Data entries
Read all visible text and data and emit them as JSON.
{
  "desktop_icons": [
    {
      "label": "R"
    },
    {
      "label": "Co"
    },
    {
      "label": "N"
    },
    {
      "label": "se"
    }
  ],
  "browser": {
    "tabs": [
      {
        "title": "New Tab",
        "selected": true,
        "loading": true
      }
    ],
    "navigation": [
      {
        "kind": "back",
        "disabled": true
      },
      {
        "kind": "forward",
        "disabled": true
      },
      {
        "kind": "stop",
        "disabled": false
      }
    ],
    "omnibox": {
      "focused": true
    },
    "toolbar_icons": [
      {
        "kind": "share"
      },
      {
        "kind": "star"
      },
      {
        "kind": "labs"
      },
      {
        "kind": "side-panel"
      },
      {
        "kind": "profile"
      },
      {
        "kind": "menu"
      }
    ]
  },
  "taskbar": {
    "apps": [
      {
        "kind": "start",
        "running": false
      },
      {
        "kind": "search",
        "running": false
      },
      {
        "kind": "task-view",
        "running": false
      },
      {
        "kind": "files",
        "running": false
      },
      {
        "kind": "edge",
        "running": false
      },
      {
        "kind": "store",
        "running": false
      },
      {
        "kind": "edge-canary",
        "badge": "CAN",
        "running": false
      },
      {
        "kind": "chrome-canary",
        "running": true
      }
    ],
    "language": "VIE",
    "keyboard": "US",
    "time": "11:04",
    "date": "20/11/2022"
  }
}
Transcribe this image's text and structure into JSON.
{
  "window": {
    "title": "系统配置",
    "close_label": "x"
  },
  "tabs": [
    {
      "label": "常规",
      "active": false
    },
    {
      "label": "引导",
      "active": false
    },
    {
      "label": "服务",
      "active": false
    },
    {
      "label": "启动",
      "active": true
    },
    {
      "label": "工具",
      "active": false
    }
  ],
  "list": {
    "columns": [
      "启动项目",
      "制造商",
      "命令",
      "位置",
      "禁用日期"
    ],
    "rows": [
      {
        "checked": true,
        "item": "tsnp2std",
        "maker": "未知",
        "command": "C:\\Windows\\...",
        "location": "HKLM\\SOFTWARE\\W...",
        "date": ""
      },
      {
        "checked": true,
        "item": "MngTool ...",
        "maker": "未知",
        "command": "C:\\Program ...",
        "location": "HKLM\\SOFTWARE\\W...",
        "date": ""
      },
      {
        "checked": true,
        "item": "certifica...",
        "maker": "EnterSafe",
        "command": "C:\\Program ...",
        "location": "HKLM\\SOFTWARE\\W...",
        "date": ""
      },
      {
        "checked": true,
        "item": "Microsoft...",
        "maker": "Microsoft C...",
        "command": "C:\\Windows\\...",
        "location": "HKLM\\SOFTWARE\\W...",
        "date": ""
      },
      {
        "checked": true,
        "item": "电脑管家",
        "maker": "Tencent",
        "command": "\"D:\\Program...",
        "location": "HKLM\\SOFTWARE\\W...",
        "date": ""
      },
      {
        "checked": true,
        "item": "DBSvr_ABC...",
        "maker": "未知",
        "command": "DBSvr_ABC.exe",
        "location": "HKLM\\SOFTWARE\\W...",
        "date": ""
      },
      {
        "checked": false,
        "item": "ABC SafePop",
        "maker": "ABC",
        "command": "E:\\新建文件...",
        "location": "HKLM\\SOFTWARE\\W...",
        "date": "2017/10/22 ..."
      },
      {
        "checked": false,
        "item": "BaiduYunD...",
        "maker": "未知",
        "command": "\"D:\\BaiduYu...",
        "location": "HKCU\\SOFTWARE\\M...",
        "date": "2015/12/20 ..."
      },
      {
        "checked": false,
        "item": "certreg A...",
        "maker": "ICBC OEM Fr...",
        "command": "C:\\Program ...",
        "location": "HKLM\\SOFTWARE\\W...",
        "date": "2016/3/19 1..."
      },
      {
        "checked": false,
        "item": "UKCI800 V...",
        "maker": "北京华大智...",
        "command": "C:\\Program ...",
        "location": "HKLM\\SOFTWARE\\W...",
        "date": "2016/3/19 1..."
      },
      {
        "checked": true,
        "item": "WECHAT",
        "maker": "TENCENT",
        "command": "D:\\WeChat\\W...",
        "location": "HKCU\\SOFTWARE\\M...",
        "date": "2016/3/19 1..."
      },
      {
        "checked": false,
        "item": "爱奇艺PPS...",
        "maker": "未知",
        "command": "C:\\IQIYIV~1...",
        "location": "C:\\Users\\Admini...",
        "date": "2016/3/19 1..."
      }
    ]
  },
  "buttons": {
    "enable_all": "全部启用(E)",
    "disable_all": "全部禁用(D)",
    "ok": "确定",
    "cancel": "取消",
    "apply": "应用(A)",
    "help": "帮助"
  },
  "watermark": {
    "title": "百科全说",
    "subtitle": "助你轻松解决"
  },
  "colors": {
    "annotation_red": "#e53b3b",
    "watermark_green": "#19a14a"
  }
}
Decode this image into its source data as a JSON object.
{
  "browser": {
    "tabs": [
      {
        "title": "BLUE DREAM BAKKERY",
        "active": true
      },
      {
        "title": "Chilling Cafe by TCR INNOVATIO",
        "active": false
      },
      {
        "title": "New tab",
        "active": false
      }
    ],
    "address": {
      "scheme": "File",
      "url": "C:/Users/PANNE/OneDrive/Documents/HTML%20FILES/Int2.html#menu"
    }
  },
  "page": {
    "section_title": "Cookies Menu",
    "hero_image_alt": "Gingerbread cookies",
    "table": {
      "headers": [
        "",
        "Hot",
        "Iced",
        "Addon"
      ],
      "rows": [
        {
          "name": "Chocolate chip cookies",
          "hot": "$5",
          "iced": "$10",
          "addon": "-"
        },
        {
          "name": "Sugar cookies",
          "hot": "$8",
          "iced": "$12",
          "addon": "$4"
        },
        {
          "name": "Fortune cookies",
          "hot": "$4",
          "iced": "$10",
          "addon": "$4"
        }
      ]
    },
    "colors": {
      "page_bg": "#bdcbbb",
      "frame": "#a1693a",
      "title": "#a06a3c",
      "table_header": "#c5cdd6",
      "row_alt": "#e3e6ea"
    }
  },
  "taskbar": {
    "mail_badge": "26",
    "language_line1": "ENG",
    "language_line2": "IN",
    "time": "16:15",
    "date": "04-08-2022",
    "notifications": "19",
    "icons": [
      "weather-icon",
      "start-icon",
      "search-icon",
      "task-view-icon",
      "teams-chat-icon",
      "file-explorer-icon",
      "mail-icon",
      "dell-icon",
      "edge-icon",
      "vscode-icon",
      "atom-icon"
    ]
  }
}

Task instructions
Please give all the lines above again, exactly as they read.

Task result
Read all visible text and data and emit them as JSON.
{
  "desktop_icons": [
    {
      "label": "R"
    },
    {
      "label": "Co"
    },
    {
      "label": "N"
    },
    {
      "label": "se"
    }
  ],
  "browser": {
    "tabs": [
      {
        "title": "New Tab",
        "selected": true,
        "loading": true
      }
    ],
    "navigation": [
      {
        "kind": "back",
        "disabled": true
      },
      {
        "kind": "forward",
        "disabled": true
      },
      {
        "kind": "stop",
        "disabled": false
      }
    ],
    "omnibox": {
      "focused": true
    },
    "toolbar_icons": [
      {
        "kind": "share"
      },
      {
        "kind": "star"
      },
      {
        "kind": "labs"
      },
      {
        "kind": "side-panel"
      },
      {
        "kind": "profile"
      },
      {
        "kind": "menu"
      }
    ]
  },
  "taskbar": {
    "apps": [
      {
        "kind": "start",
        "running": false
      },
      {
        "kind": "search",
        "running": false
      },
      {
        "kind": "task-view",
        "running": false
      },
      {
        "kind": "files",
        "running": false
      },
      {
        "kind": "edge",
        "running": false
      },
      {
        "kind": "store",
        "running": false
      },
      {
        "kind": "edge-canary",
        "badge": "CAN",
        "running": false
      },
      {
        "kind": "chrome-canary",
        "running": true
      }
    ],
    "language": "VIE",
    "keyboard": "US",
    "time": "11:04",
    "date": "20/11/2022"
  }
}
Transcribe this image's text and structure into JSON.
{
  "window": {
    "title": "系统配置",
    "close_label": "x"
  },
  "tabs": [
    {
      "label": "常规",
      "active": false
    },
    {
      "label": "引导",
      "active": false
    },
    {
      "label": "服务",
      "active": false
    },
    {
      "label": "启动",
      "active": true
    },
    {
      "label": "工具",
      "active": false
    }
  ],
  "list": {
    "columns": [
      "启动项目",
      "制造商",
      "命令",
      "位置",
      "禁用日期"
    ],
    "rows": [
      {
        "checked": true,
        "item": "tsnp2std",
        "maker": "未知",
        "command": "C:\\Windows\\...",
        "location": "HKLM\\SOFTWARE\\W...",
        "date": ""
      },
      {
        "checked": true,
        "item": "MngTool ...",
        "maker": "未知",
        "command": "C:\\Program ...",
        "location": "HKLM\\SOFTWARE\\W...",
        "date": ""
      },
      {
        "checked": true,
        "item": "certifica...",
        "maker": "EnterSafe",
        "command": "C:\\Program ...",
        "location": "HKLM\\SOFTWARE\\W...",
        "date": ""
      },
      {
        "checked": true,
        "item": "Microsoft...",
        "maker": "Microsoft C...",
        "command": "C:\\Windows\\...",
        "location": "HKLM\\SOFTWARE\\W...",
        "date": ""
      },
      {
        "checked": true,
        "item": "电脑管家",
        "maker": "Tencent",
        "command": "\"D:\\Program...",
        "location": "HKLM\\SOFTWARE\\W...",
        "date": ""
      },
      {
        "checked": true,
        "item": "DBSvr_ABC...",
        "maker": "未知",
        "command": "DBSvr_ABC.exe",
        "location": "HKLM\\SOFTWARE\\W...",
        "date": ""
      },
      {
        "checked": false,
        "item": "ABC SafePop",
        "maker": "ABC",
        "command": "E:\\新建文件...",
        "location": "HKLM\\SOFTWARE\\W...",
        "date": "2017/10/22 ..."
      },
      {
        "checked": false,
        "item": "BaiduYunD...",
        "maker": "未知",
        "command": "\"D:\\BaiduYu...",
        "location": "HKCU\\SOFTWARE\\M...",
        "date": "2015/12/20 ..."
      },
      {
        "checked": false,
        "item": "certreg A...",
        "maker": "ICBC OEM Fr...",
        "command": "C:\\Program ...",
        "location": "HKLM\\SOFTWARE\\W...",
        "date": "2016/3/19 1..."
      },
      {
        "checked": false,
        "item": "UKCI800 V...",
        "maker": "北京华大智...",
        "command": "C:\\Program ...",
        "location": "HKLM\\SOFTWARE\\W...",
        "date": "2016/3/19 1..."
      },
      {
        "checked": true,
        "item": "WECHAT",
        "maker": "TENCENT",
        "command": "D:\\WeChat\\W...",
        "location": "HKCU\\SOFTWARE\\M...",
        "date": "2016/3/19 1..."
      },
      {
        "checked": false,
        "item": "爱奇艺PPS...",
        "maker": "未知",
        "command": "C:\\IQIYIV~1...",
        "location": "C:\\Users\\Admini...",
        "date": "2016/3/19 1..."
      }
    ]
  },
  "buttons": {
    "enable_all": "全部启用(E)",
    "disable_all": "全部禁用(D)",
    "ok": "确定",
    "cancel": "取消",
    "apply": "应用(A)",
    "help": "帮助"
  },
  "watermark": {
    "title": "百科全说",
    "subtitle": "助你轻松解决"
  },
  "colors": {
    "annotation_red": "#e53b3b",
    "watermark_green": "#19a14a"
  }
}
Decode this image into its source data as a JSON object.
{
  "browser": {
    "tabs": [
      {
        "title": "BLUE DREAM BAKKERY",
        "active": true
      },
      {
        "title": "Chilling Cafe by TCR INNOVATIO",
        "active": false
      },
      {
        "title": "New tab",
        "active": false
      }
    ],
    "address": {
      "scheme": "File",
      "url": "C:/Users/PANNE/OneDrive/Documents/HTML%20FILES/Int2.html#menu"
    }
  },
  "page": {
    "section_title": "Cookies Menu",
    "hero_image_alt": "Gingerbread cookies",
    "table": {
      "headers": [
        "",
        "Hot",
        "Iced",
        "Addon"
      ],
      "rows": [
        {
          "name": "Chocolate chip cookies",
          "hot": "$5",
          "iced": "$10",
          "addon": "-"
        },
        {
          "name": "Sugar cookies",
          "hot": "$8",
          "iced": "$12",
          "addon": "$4"
        },
        {
          "name": "Fortune cookies",
          "hot": "$4",
          "iced": "$10",
          "addon": "$4"
        }
      ]
    },
    "colors": {
      "page_bg": "#bdcbbb",
      "frame": "#a1693a",
      "title": "#a06a3c",
      "table_header": "#c5cdd6",
      "row_alt": "#e3e6ea"
    }
  },
  "taskbar": {
    "mail_badge": "26",
    "language_line1": "ENG",
    "language_line2": "IN",
    "time": "16:15",
    "date": "04-08-2022",
    "notifications": "19",
    "icons": [
      "weather-icon",
      "start-icon",
      "search-icon",
      "task-view-icon",
      "teams-chat-icon",
      "file-explorer-icon",
      "mail-icon",
      "dell-icon",
      "edge-icon",
      "vscode-icon",
      "atom-icon"
    ]
  }
}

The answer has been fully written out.